Dassin and screenwriter Jo Eisenger's vision of the London underworld is reminiscent of The Threepenny Opera, with an intricate social structure that even includes a Beggar's Union. Harry is a walking joke in this world. He has the gift of the gab, but most of the regulars have long since tired of hearing his endless schilling. Like a film noir Fred Flinstone, he's had a million million-dollar ideas, none of which have panned out. His sales pitch is soaked through with flop sweat, and when he's not being brushed off, he's being laughed at. Widmark rides through the part as if he is on a roller coaster, confidence giving way to fear and anxiety, and then back to bravado again. He chews on every word, barely pausing to breathe, racing through Eisenger's lowlife poetry.
Eventually, Harry loads his hand with more cards than he can play. Convinced he can muscle into becoming a sports promoter, he tries to block the city's wrestling godfather, Kristo (Herbert Lom), by using the gangster's champion father (Stanislaus Zbyszko) against him. To fund this operation, Harry takes money from Helen that she wants him to parlay into her own nightclub using matching funds from her husband. Not knowing that Philip is wise to him, Harry isn't even aware of his own failure to shore up the foundation of this house of cards. Once a loser, always a loser, the odds are never in his favor.

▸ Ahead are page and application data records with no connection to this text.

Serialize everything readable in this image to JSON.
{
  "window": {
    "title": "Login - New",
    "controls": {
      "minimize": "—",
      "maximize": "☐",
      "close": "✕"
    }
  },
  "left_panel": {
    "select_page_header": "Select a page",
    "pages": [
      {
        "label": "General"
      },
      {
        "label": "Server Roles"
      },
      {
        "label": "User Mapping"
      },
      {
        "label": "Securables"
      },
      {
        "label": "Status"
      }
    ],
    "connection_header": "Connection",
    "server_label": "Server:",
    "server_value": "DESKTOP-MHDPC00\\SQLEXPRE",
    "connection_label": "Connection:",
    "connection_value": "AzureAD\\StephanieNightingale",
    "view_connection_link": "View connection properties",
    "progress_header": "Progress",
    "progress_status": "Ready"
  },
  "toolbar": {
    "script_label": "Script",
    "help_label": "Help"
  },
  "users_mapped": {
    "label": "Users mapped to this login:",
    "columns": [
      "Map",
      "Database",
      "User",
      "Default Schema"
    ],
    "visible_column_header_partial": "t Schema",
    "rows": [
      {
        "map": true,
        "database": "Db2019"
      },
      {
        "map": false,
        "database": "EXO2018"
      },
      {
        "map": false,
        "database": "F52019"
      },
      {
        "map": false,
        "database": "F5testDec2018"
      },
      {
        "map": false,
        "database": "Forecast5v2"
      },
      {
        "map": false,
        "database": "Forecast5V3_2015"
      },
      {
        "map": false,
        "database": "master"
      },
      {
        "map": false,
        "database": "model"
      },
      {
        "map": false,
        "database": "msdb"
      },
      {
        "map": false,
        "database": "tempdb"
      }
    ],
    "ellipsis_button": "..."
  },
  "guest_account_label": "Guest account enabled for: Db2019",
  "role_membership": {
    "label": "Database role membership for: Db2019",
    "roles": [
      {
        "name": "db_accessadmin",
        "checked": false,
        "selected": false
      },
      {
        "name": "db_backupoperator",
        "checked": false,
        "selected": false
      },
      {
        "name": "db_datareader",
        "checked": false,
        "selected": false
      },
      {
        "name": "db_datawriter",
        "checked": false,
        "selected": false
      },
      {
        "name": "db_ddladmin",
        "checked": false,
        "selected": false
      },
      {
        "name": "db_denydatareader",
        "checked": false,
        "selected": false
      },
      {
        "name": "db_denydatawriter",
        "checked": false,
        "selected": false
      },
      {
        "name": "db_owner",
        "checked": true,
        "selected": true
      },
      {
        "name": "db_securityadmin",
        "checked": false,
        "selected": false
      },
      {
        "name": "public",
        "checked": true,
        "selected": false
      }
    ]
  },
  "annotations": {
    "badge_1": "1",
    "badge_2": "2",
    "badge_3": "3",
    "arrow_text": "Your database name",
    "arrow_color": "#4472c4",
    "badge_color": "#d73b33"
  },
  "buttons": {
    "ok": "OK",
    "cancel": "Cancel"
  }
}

Max Greene's moody photography serves to express Harry's doom. The encroaching shadows signal the death that approaches, and Widmark gets more frenzied and feverish, trying to help Harry weasel out of the darkness. There is nowhere for him to turn, the world he has insisted has been against him all along finally gives in to the base impulses he would foist upon it. Through much of the film, Dassin and Greene take their camera on the London streets, shooting Piccadilly Circus the same way Dassin shot New York for The Naked City. In the climax, we see Harry running across construction sites that look like ruins, disappearing in the mist, trapped on the streets where he earned his living.
Nowhere does this shooting style serve Night & the City better, though, than Harry's inglorious end. As morning approaches, Harry is calm for the first time, having accepted his fate and deciding to stop scrounging. Down at the water, Dassin shows a bridge in the distance, criminal assassins gathering, running back and forth like ants digging out a new farm. Seeing a chance to do right by Mary, Harry commits his first unselfish act by running into his undoing. It's a powerful scene, with Widmark sprinting at the camera, screaming, arms flailing, simultaneously possessed by the fear of death and running bravely into it. Forget any cool screen persona, that's true acting.